Second, Andy Samberg. He is perhaps not quite as funny is Wiig, but sometimes he can really save a sketch. His demeanors are quite good. Without him, "Deep House Dish" would be totally lost. He manages to save the terrible writing, but only barely. It's just that bad (although the spoof of Katy Perry's "I Kissed A Girl" was pretty damn hilarious, if you like that sort of thing). My favorite of his is the Space Olympics digital short. He really sells his character... whatever his character is.
In my opinion, SNL should stop putting a ton of work into making the sketches just plain weird and start focusing on making their sketches have an actual punchline. Otherwise the sketches fall flate on their face, which has been happening frequently.
At least we still have Wiig and Samberg.
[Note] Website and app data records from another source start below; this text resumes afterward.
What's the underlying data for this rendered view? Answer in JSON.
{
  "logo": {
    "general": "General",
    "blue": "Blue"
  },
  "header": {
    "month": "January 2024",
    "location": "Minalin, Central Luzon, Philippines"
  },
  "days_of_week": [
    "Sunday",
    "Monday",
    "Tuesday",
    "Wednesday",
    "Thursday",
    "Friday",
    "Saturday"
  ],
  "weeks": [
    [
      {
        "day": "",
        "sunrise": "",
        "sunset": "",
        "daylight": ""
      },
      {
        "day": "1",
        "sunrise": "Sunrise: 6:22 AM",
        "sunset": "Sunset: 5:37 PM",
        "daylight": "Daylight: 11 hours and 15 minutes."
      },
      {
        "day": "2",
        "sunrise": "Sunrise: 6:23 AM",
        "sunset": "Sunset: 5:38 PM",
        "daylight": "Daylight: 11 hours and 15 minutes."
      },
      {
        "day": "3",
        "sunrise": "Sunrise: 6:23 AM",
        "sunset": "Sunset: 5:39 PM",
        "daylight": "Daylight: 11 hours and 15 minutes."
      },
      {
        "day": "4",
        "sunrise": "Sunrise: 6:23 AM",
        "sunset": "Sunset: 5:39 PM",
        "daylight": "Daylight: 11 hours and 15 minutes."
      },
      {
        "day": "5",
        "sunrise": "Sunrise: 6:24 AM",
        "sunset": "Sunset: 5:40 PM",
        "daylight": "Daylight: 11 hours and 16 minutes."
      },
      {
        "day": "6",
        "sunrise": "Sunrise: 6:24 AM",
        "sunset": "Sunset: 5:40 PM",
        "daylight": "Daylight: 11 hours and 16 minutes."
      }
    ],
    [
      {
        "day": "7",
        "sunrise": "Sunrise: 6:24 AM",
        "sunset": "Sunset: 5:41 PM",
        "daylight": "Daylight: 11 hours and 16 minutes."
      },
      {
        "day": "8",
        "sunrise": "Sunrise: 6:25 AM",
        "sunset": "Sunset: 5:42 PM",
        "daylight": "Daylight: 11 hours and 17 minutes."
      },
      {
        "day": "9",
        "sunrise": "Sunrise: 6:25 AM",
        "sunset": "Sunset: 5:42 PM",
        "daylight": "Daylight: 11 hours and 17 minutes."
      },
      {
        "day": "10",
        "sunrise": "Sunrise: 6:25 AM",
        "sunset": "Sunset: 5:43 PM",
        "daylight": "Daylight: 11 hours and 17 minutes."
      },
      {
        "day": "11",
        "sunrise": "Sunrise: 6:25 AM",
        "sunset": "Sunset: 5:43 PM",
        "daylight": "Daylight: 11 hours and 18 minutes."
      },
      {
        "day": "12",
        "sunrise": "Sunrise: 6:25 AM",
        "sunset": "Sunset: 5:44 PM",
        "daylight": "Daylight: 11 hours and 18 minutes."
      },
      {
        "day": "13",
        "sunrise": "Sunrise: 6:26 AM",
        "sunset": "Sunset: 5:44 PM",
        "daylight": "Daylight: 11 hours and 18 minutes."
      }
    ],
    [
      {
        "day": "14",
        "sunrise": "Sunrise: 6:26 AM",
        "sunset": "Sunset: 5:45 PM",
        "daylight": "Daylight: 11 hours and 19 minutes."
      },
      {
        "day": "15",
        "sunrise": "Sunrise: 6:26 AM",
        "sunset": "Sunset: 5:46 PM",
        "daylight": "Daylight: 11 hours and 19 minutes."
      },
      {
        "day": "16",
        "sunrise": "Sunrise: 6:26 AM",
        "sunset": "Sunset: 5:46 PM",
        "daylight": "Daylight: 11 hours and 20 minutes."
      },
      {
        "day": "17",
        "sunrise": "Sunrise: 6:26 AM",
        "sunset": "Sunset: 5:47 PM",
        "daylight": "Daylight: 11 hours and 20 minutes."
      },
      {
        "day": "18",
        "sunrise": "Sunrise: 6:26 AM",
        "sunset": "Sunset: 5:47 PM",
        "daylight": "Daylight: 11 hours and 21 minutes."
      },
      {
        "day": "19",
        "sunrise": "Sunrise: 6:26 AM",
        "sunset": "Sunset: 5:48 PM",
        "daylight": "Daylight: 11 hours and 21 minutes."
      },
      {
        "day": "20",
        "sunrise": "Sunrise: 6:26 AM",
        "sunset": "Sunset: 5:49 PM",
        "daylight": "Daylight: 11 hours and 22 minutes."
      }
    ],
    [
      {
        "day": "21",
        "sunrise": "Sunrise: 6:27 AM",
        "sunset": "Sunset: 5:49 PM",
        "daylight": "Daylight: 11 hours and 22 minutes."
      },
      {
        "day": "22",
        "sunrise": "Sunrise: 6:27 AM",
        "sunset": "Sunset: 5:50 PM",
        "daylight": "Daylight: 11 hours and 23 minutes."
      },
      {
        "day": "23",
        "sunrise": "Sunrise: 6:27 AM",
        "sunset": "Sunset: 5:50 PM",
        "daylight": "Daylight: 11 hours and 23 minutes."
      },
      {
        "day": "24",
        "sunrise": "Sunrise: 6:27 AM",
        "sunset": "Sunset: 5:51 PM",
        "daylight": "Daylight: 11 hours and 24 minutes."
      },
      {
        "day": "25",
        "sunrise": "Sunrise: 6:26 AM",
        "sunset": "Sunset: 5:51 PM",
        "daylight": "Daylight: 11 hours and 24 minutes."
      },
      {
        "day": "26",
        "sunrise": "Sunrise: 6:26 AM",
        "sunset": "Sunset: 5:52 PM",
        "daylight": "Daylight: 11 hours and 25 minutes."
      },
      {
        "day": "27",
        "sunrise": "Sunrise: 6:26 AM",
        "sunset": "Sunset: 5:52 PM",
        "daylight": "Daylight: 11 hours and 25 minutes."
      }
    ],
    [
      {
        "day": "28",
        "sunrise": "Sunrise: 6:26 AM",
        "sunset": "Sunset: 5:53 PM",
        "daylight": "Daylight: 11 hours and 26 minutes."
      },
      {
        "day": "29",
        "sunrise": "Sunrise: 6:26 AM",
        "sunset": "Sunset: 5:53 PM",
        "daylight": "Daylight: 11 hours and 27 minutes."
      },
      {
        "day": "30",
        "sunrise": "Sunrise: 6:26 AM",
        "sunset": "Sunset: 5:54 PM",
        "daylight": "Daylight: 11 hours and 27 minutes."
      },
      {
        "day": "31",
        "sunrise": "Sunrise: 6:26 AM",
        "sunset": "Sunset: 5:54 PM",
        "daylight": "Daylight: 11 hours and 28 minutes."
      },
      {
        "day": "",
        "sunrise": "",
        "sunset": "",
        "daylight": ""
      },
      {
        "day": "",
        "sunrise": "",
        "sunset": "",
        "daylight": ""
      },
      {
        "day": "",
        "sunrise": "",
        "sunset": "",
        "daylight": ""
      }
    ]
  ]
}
I apologize for the slightly under-par grammar and sentence structure of this post. It was a long day.

Tuesday, October 21, 2008

Silly Putty Party: The Wonderful History of America's Favorite Stretchy Compound

With the U.S.' involvement in World War II escalating, the demand for rubber was overwhelming (most of it was being used for boots, truck tires, etc.), and the government was searching for an alternative. In 1943, William Wright, a Scottish engineer for General Electric, mixed silicone oil and boric acid in a test tube. What resulted was a strange material that stretched to enormous lengths and bounced about 25% higher than a rubber ball. In 1945, GE sent the substance to engineers worldwide hoping to find a use for it, but no practical use was found.
Silly Putty floated around various scientific circles until Ruth Falgatter became interested. She paired up with marketing executive and entrepreneur Peter Hodgson. They decided to put a description of the substance in the mail-order catalog of the Block Shop toy store in New Haven, MA, which was owned by Falgatter. It was offered in small, transparent plastic eggs for $2.00 a piece. They first started selling the product under the name "Silly Putty" in 1949. It outsold all other items in the catalog but one: a box of hexagon-shaped Crayola markers which cost 50 cents. However, Ruth Falgatter decided to stop marketing the product, despite its success. Not one to quit, Hodgson gained control of the product.
At the International Toy Fair in New York in 1950, marketing execs from all around the globe advised Hodgson not to market the product; he was already 12,000 dollars in debt. Hodgson was persistent, however, and managed to get Silly Putty into Neiman Marcus and Doubleday bookstores. After moderate success there, he created the Arnold-Clark company and relocated to a barn in Connecticut.
That August, the New Yorker ran an article about Silly Putty. Over the next three days, Hodgson was flooded with over 25,000 orders. In 1957, Hodgson made the first television ad for Silly Putty. The ad featured a sailor demonstrating all the fantastic things you can do with Silly Putty. He advertised that if you pull it, it will "go on forever, like taffy, but when you give it a sharp tug it breaks in half, like a biscuit", finishing the ad by saying "nothing else is Silly Putty".
Peter Hodgson died on August 6, 1976. The next year, Binney and Smith, inc. acquired rights to Silly Putty.
After it was first put on the racks, Silly Putty sold faster than any other toy in history, with $16 million in sales for the year. Since 1950, over 300 million eggs (about 4,500 tons) of Silly Putty have been sold. But you don't need statistics to tell you that Silly Putty remains a true American classic. And remember, "nothing else is Silly Putty".